What drives engagement at your work place? What disrupts it? I bet you have
an answer to that second question, if not the first. In this blog I want to
share a couple of different insights into what makes employee engagement
go up… and down. By the way, how engaged are you at where you work?…
and the reason why?
Engagement is sort of a funny thing, the very things that set us up to feel
disengaged, you know where you go to work because its a pay check,
doesn’t nearly cover all the things required to build engagement. Let me explain.
First off, what kills engagement? It’s pretty simple. Whatever you say, it
probably has a big D word in front of it:
Typically one or more things happen in which something doesn’t feel fair.
Not feeling fairly treated, not feeling appropriately recognized, not feeling
included, not feeling like you have a voice, a say in the decision making,
not feeling like you get access to available opportunities… it all leads to one
of those D words, which translates into you feeling and acting less engaged
where you work.
Ok, we got that defined, let’s flip it. What creates better engagement,
what builds it up?
If you look on the web, you might think engagement was based upon
recognition and reward programs. Getting a Starbucks or Amazon gift card,
or maybe a star or an award next to your name in the software directory.
Don’t get me wrong, we all need recognition, and almost no one gets enough
of it, but come on, really, that’s the key to building engagement? There’s got
to be more.
I had a conversation with Richard Axelrod today, the author of a book you
should read, Terms of Engagement. He uncovers a number of myths about
engagement, reports success in a number of organizations by focusing on
the following four actions, which you would be advised to look into:
1. Widening the circle (getting lots of people involved, and having a voice)
2. Connecting people to each other, stripping away power differences
3. Create communities for action
4. Promote fairness
But let me give you something in this blog to work with, it might just be
the best paradigm shift you encounter today.

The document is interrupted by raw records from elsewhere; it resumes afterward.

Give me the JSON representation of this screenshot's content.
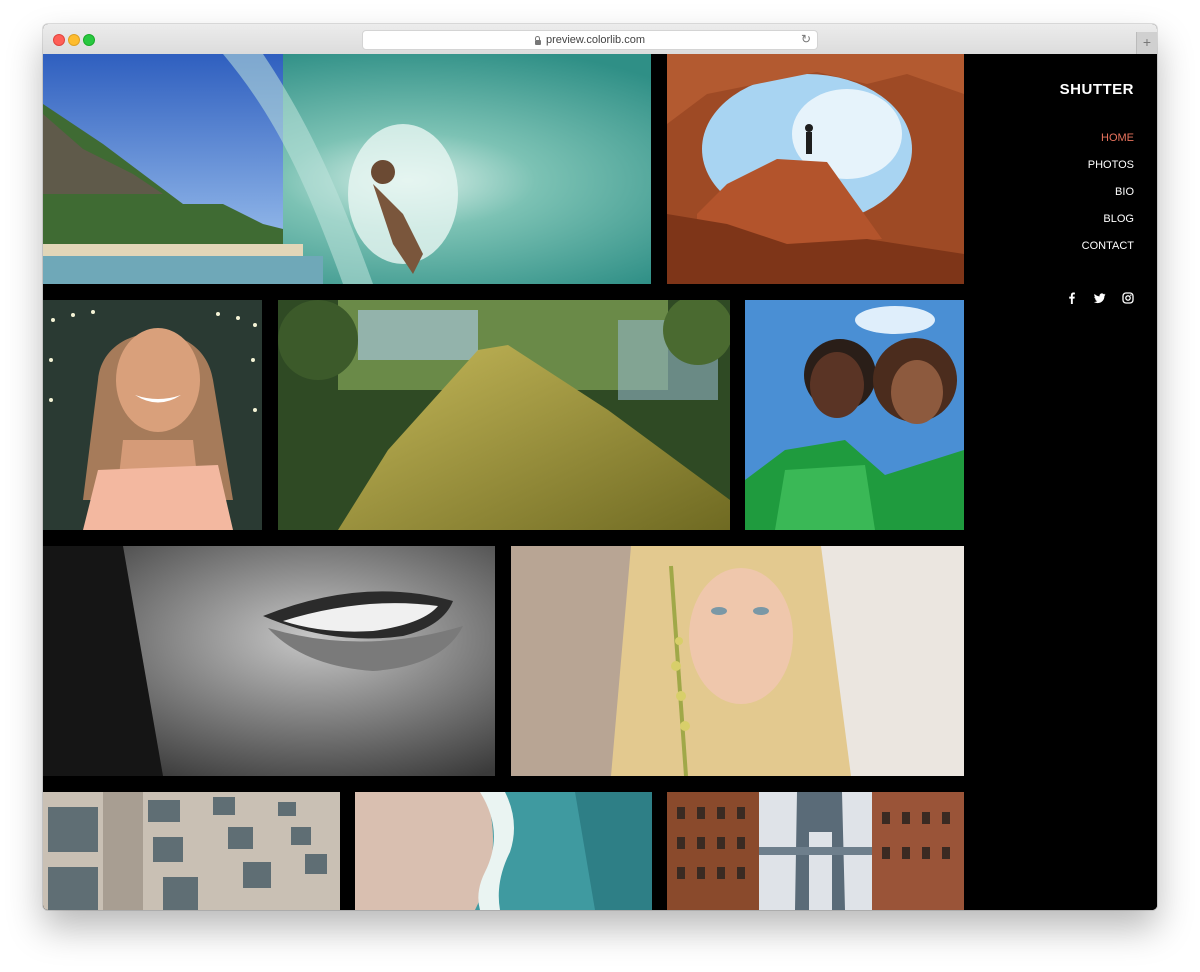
{
  "browser": {
    "url": "preview.colorlib.com",
    "reload_glyph": "↻",
    "newtab_glyph": "+"
  },
  "site": {
    "brand": "SHUTTER",
    "nav": [
      {
        "label": "HOME",
        "active": true
      },
      {
        "label": "PHOTOS",
        "active": false
      },
      {
        "label": "BIO",
        "active": false
      },
      {
        "label": "BLOG",
        "active": false
      },
      {
        "label": "CONTACT",
        "active": false
      }
    ],
    "social_icons": [
      "facebook-icon",
      "twitter-icon",
      "instagram-icon"
    ],
    "accent_color": "#e8735d"
  },
  "gallery": [
    {
      "name": "surfer-wave-photo"
    },
    {
      "name": "rock-arch-photo"
    },
    {
      "name": "smiling-woman-photo"
    },
    {
      "name": "moss-tree-photo"
    },
    {
      "name": "two-women-photo"
    },
    {
      "name": "smile-bw-photo"
    },
    {
      "name": "blonde-woman-photo"
    },
    {
      "name": "building-facade-photo"
    },
    {
      "name": "ocean-shore-photo"
    },
    {
      "name": "manhattan-bridge-photo"
    }
  ]
}
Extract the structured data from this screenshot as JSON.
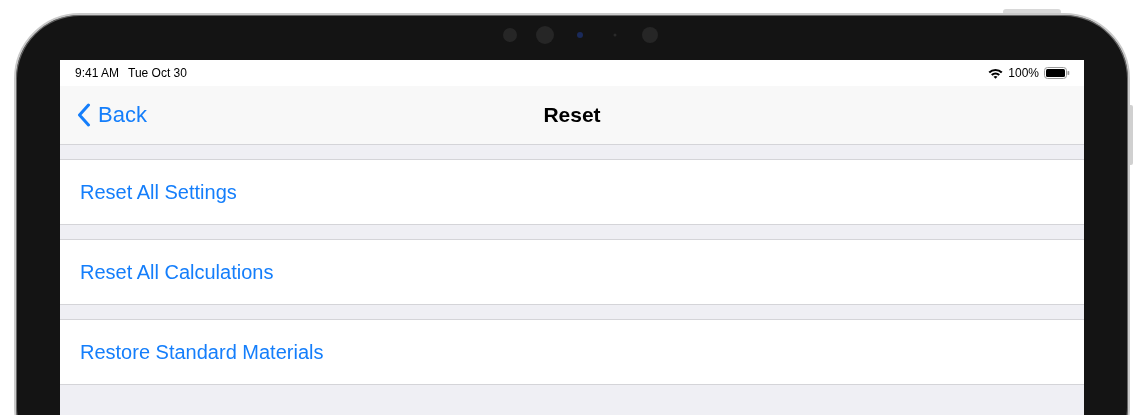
{
  "status_bar": {
    "time": "9:41 AM",
    "date": "Tue Oct 30",
    "battery": "100%"
  },
  "nav_bar": {
    "back": "Back",
    "title": "Reset"
  },
  "rows": [
    {
      "label": "Reset All Settings"
    },
    {
      "label": "Reset All Calculations"
    },
    {
      "label": "Restore Standard Materials"
    }
  ]
}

You see I don’t see engagement as one phenomenon. It’s multi-sided, if
not separate forces that feed into what we might think of a engagement.

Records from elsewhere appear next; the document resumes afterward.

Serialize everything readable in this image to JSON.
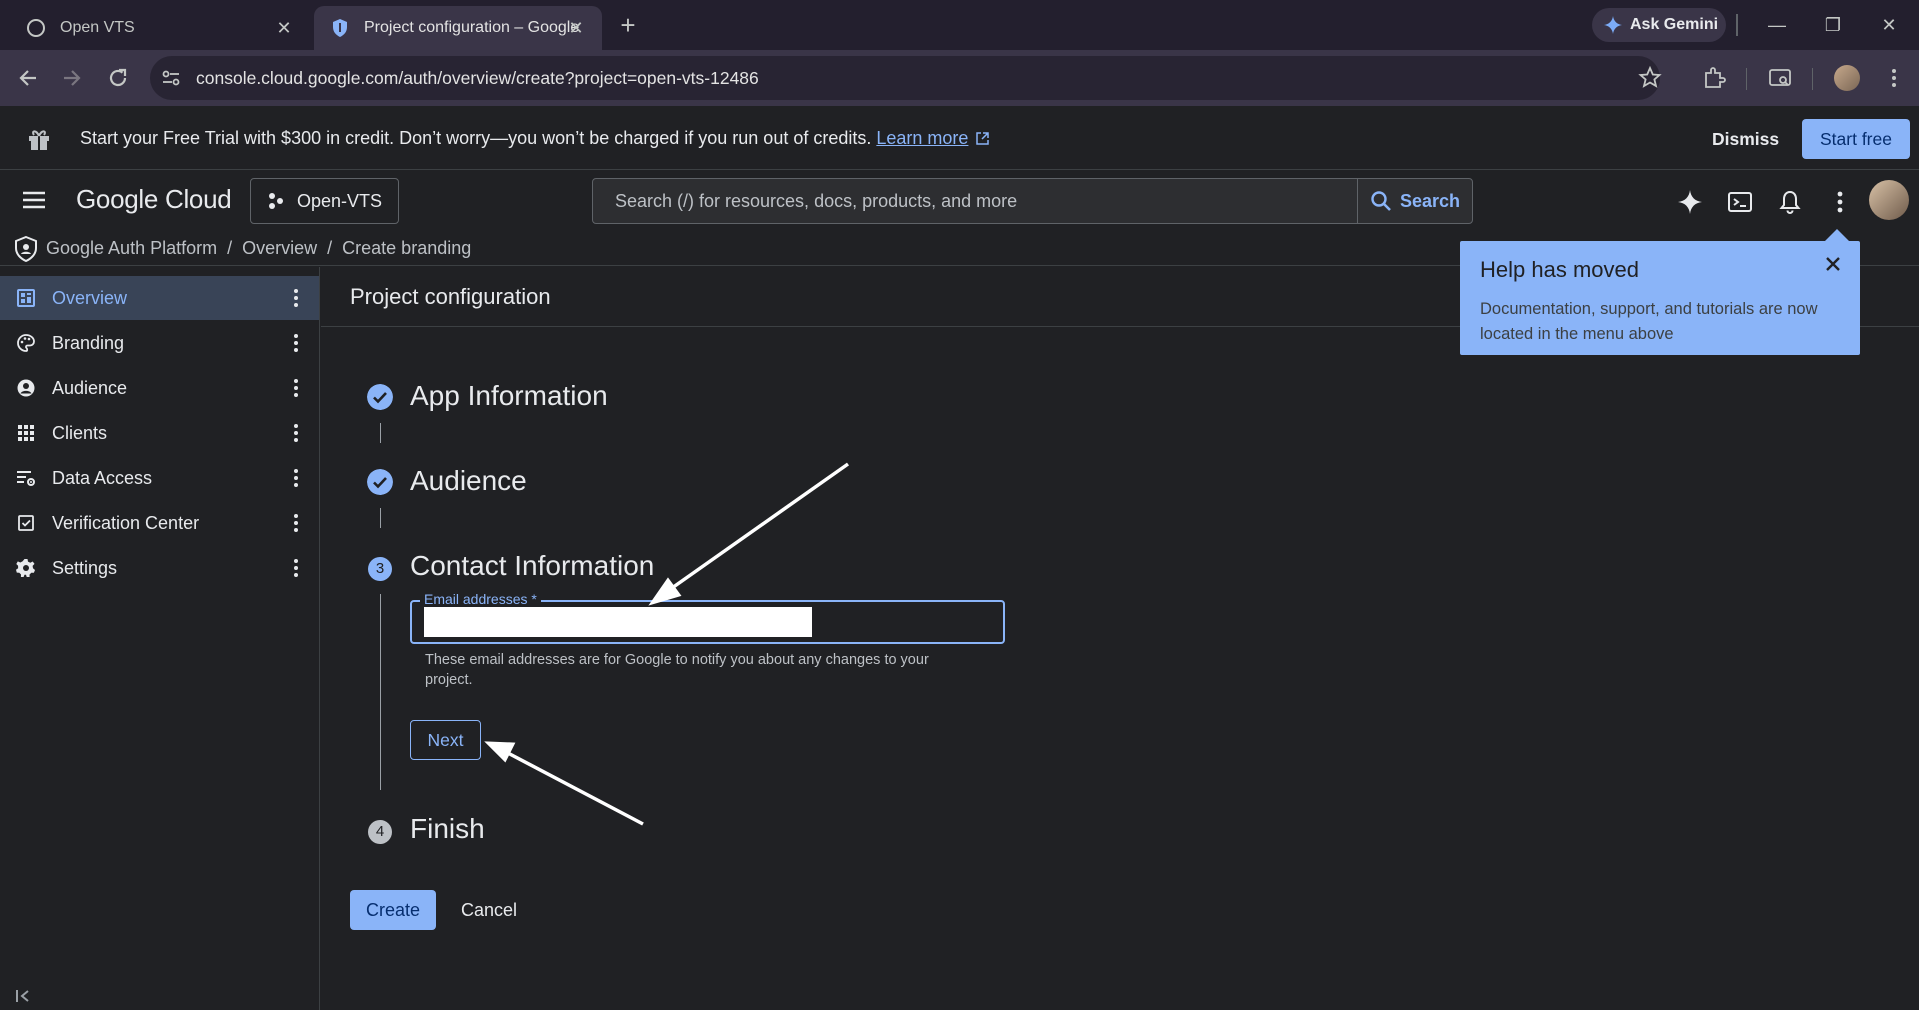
{
  "browser": {
    "tabs": [
      {
        "title": "Open VTS"
      },
      {
        "title": "Project configuration – Google"
      }
    ],
    "ask_gemini": "Ask Gemini",
    "url": "console.cloud.google.com/auth/overview/create?project=open-vts-12486"
  },
  "banner": {
    "text": "Start your Free Trial with $300 in credit. Don’t worry—you won’t be charged if you run out of credits. ",
    "link": "Learn more",
    "dismiss": "Dismiss",
    "start_free": "Start free"
  },
  "header": {
    "brand": "Google Cloud",
    "project": "Open-VTS",
    "search_placeholder": "Search (/) for resources, docs, products, and more",
    "search_button": "Search"
  },
  "breadcrumb": [
    "Google Auth Platform",
    "Overview",
    "Create branding"
  ],
  "sidebar": {
    "items": [
      {
        "label": "Overview",
        "icon": "dashboard-icon",
        "active": true
      },
      {
        "label": "Branding",
        "icon": "palette-icon"
      },
      {
        "label": "Audience",
        "icon": "person-icon"
      },
      {
        "label": "Clients",
        "icon": "grid-icon"
      },
      {
        "label": "Data Access",
        "icon": "data-settings-icon"
      },
      {
        "label": "Verification Center",
        "icon": "verified-icon"
      },
      {
        "label": "Settings",
        "icon": "gear-icon"
      }
    ]
  },
  "main": {
    "title": "Project configuration",
    "steps": [
      {
        "label": "App Information",
        "state": "done"
      },
      {
        "label": "Audience",
        "state": "done"
      },
      {
        "label": "Contact Information",
        "state": "current",
        "number": "3"
      },
      {
        "label": "Finish",
        "state": "pending",
        "number": "4"
      }
    ],
    "email_label": "Email addresses *",
    "email_value": "",
    "email_help": "These email addresses are for Google to notify you about any changes to your project.",
    "next": "Next",
    "create": "Create",
    "cancel": "Cancel"
  },
  "help_popover": {
    "title": "Help has moved",
    "body": "Documentation, support, and tutorials are now located in the menu above"
  },
  "colors": {
    "accent": "#8ab4f8",
    "background": "#202124",
    "active_nav": "#394457"
  }
}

Take a look at this image for a second. First of all engagement can be
thought of in 3 different perspectives and actions unique to each:
1. Engagement with others – acting in a proactive, accountable, positive
manner with others.
2. Engagement with the work product – being really involved in the quality
of work that you produce and the customers’ experience in using it
3. Engagement with yourself – working on yourself to develope genuiness,
congruency, transparency and warmth, versus walling sides of yourself of
such that people see you one way and you see yourself another.
Yes improving engagement is more than a rewards program; it’s more than
a town-hall meeting, etc, and yet it includes all of them. Richard’s book
gives you a number of illustration and tips for working on engagement
with others and to some extent with your self. You’ll find that
personal scorecards and close connection with the customer experience
will drive the engagement with work product. Probably the biggest sleeper
I find in working with people is engaging with themself as source of building
engagement. I repeat often in person, so let me repeat it here in my blog:
You can’t take people (read improve their engagement) to a
higher level without having already gone there yourself.
Bottom Line: Employee engagement easily founders through
experiences of lack of fairness, trust or consistency. The good news
is that you can improve employee engagement across three different
channels, each with their own set of actions. If you research engagement at
all, you will find there are terrific incentives for improving engagement.
PS. Give us a call at (877) 487-3001 if you are interesting in building
up engagement where you work, we have both the consulting services
and software (ManagePro) to help you do exactly that.